Last month, Rebecca Wallings, Post Doctoral Associate, received the Bright Focus Foundation fellowship for an Alzheimer’s Disease Research Program award.
This is a 2-year fellowship worth $200,000 where Wallings will be completing a project entitled “The role of the peripheral immune-system in FTD-GRN; increasing understanding for future therapeutic target development.”
The completion of the proposed studies will provide a clearer understanding of the mechanisms underlying the role of the peripheral immune system in FTD and will inform rational design of new therapies. Indeed, if the peripheral immune system is instrumental in the aetiology of FTD, it may represent viable therapeutic targets that are in the periphery and therefore more easily accessible than those in the brain, thereby changing the landscape to improve future therapies for patients, explains Wallings.
Wallings’ passion for neuroscientific studies started early, as she says, “My spark for neuroscience started as an undergraduate student and since then, neurodegenerative research has given that initial spark of curiosity a sense of true purpose and meaning. These are diseases that affect millions of individuals and their families around the world.”

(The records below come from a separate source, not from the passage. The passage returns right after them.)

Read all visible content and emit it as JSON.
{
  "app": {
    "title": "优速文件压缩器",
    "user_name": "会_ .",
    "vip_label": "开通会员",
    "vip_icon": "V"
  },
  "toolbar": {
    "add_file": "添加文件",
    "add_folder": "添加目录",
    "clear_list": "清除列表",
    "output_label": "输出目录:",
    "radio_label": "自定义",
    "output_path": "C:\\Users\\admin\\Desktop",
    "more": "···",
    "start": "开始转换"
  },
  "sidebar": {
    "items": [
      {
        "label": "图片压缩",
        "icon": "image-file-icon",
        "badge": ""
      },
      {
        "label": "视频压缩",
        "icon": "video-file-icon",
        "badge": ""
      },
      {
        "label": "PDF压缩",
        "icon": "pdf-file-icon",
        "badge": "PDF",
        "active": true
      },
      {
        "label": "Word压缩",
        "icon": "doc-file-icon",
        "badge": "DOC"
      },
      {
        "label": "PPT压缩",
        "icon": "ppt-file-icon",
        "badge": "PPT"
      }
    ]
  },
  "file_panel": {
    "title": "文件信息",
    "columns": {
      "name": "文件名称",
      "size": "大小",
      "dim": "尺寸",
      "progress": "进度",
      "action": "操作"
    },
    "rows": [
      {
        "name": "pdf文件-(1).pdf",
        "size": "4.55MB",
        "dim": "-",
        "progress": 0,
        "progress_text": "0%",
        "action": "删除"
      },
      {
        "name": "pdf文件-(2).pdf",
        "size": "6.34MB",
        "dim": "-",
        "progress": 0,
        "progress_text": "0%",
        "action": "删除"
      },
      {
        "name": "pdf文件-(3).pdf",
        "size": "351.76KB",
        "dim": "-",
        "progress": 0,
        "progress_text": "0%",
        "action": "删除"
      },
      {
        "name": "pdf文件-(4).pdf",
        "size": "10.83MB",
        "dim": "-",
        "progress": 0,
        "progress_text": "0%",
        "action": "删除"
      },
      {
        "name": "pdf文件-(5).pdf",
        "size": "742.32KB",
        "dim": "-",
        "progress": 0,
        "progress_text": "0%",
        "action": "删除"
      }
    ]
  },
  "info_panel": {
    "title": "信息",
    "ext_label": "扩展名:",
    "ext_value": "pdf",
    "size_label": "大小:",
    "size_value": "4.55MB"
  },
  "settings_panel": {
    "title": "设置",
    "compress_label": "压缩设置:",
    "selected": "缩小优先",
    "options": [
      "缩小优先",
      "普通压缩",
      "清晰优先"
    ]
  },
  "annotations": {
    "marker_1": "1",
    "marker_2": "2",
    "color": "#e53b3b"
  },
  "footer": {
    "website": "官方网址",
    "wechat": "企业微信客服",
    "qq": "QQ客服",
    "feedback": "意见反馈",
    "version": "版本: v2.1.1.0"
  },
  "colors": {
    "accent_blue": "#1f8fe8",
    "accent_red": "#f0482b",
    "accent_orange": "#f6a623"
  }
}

“If my research can bring us even one step closer to understanding these diseases and towards a potential treatment, then I will consider that a life goal met,” says Wallings.